May 10, 2013

Of Beer and Insulin

I was pretty psyched to see Lilly’s insulin factory. I had no idea how the stuff got into those little bottles. I had seen the picture of pork pancreas stacked 10,000 pounds high that was used in the old days to make one pound of insulin crystals. It is in Breakthrough, the book about the discovery of insulin by Thea Copper and Arthur Ainsberg. I knew that pork piles aren’t the means of making insulin now. I did not know much more.

Much to my delight I found making insulin is a lot like brewing beer. The folks at Lilly may not have been delighted by my comparison but they were good sports about it. While I can brew an acceptable ale at home, I am sure I can't cook up a batch of insulin.

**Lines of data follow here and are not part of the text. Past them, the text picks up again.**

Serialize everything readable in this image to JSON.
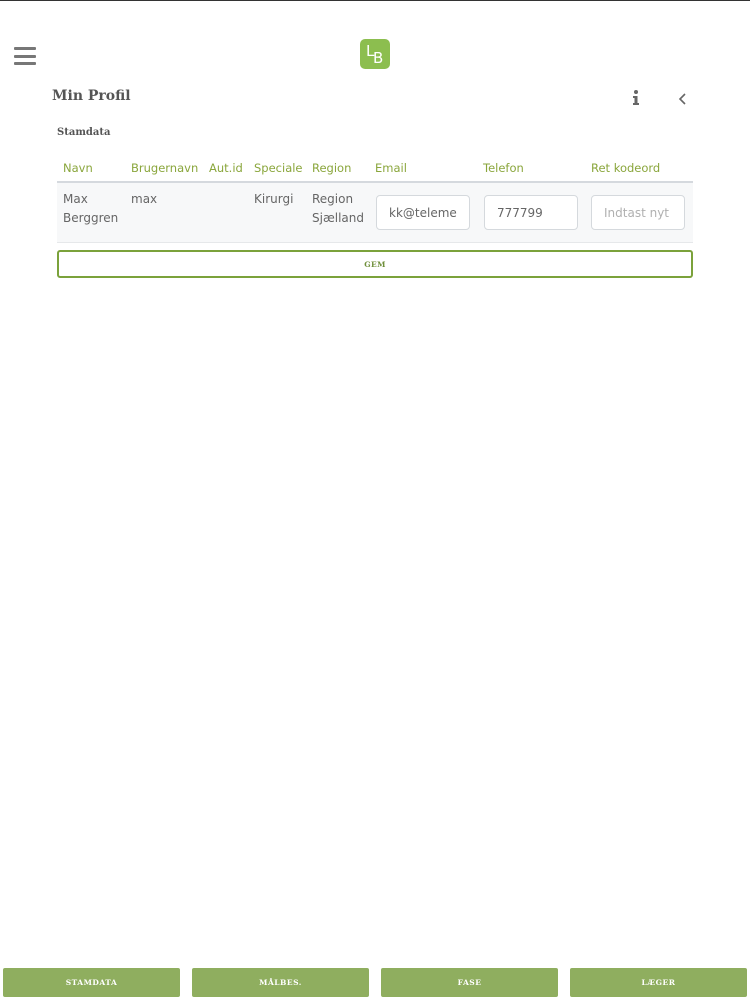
{
  "header": {
    "logo_left": "L",
    "logo_right": "B"
  },
  "page": {
    "title": "Min Profil"
  },
  "section": {
    "title": "Stamdata"
  },
  "table": {
    "headers": [
      "Navn",
      "Brugernavn",
      "Aut.id",
      "Speciale",
      "Region",
      "Email",
      "Telefon",
      "Ret kodeord"
    ],
    "row": {
      "name_first": "Max",
      "name_last": "Berggren",
      "username": "max",
      "aut_id": "",
      "speciale": "Kirurgi",
      "region_line1": "Region",
      "region_line2": "Sjælland",
      "email_value": "kk@telemed",
      "phone_value": "777799",
      "password_placeholder": "Indtast nyt"
    }
  },
  "save_label": "GEM",
  "bottom_nav": [
    "STAMDATA",
    "MÅLBES.",
    "FASE",
    "LÆGER"
  ],
  "colors": {
    "accent": "#8cbe4f",
    "header_text": "#8aa63c",
    "nav_button": "#8fae5f"
  }
}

Some of the finer Belgian beers are crafted by Trappists Monks and fermented with wild yeast that happens to float into the brewery. Wild bugs may be great for a Belgian Lambic but are not so great for insulin. A multitude of little microorganism would love to grow up in a big old vat of glucose. So Lilly goes to great lengths to keep them out. Just like home brewing (only more so) sterilization is a big deal for insulin production.

Beer is made by putting water and sugar from malted grain and some yeast in a clean sealed bucket. The yeast eats the sugar, excretes CO2 and alcohol, while multiplying like crazy. At some point the yeast can’t grow any more and it dies off. The brewer separates the beer from the mass of dead yeast and put the beer in a bottle with a pinch of extra sugar to carbonate it.

Lilly has some little tiny critters that eat glucose, replicate and in the process sequence a DNA string that just happens to be insulin (and by ‘just happens’ I mean is very carefully engineered). They start with a teeny amount of these critters, like about an ounce, and end up with 50 tons of glucose water in bunch of (very clean) vats fermenting the little guys. Unlike beer Lilly are after the bugs and filter out the water. They filter, wash, spin and process and end up with less than 50 pounds of insulin crystals. A pinch of those 50 pounds will be mixed with sterile solution to fill a bottle. All told a batch makes around a half billion ‘units’ of insulin.

   Photo courtesy of Lilly

About clean: To see the bottling room, from the other side of glass, the tour had to put on hair nets, smocks, booties and for the facially haired, beard masks. That was to look though said piece of glass into the clean room. The guys in the room (or girls it was not really clear their gender for all the garb they were wearing) apparently spend a half hour dressed up. Nothing human exposed, breathing through respirators they were more suited up that what you see in a bio scare flick. The room was beyond surgically clean and 8 vials at a time filled as they looked on. Eight at a time, all day, to the tune of more than a million vials week.

So let review: Like beer insulin is fermented filtered processed and bottled. Like brewing beer sterilization really matters. Unlike beer the process of insulin is not so easy you can do it in the kitchen.

My friends Scott and Scott have posts about the tour that dose not involve beer
here:  and

But for those still with me here is a handy graphic to help with my comparison.

Lilly Diabetes invited and paid for me to attend the 2013 summit. Airfare, lodging, food and transportation was all covered by Lilly. They did not ask me to write about my experience. My comments are my own.  I did check the numbers in the info graphic with them. 


  1. Holy infographic Batman! :-)


  2. And yet more reasons in the long list of why I adore you:
    - I used to brew beer. Damn good at it, too.
    - One of my favorite alcoholic beverages when I lived in Europe was gueuze. (Yep. Lambic.) Delicious. (My other is Grottenbier. Someday.)
    - You used the coolest infographic I've ever seen.
    - I now understand how my insulin is manufactured and have a better understanding of why it's so expensive. All those hairnets and beardnets.

  3. This is fantastic! Thoroughly enjoyed this post :)

  4. ahh...

    I need to try some of your home brew Christel and you may as well bring enough for Shara too. You two would be dangerous together and I mean that in the very best way.

  5. Love that diagram! Thanks for sharing what you've learned.

  6. Love the comparison. Also a homebrewer here. :-)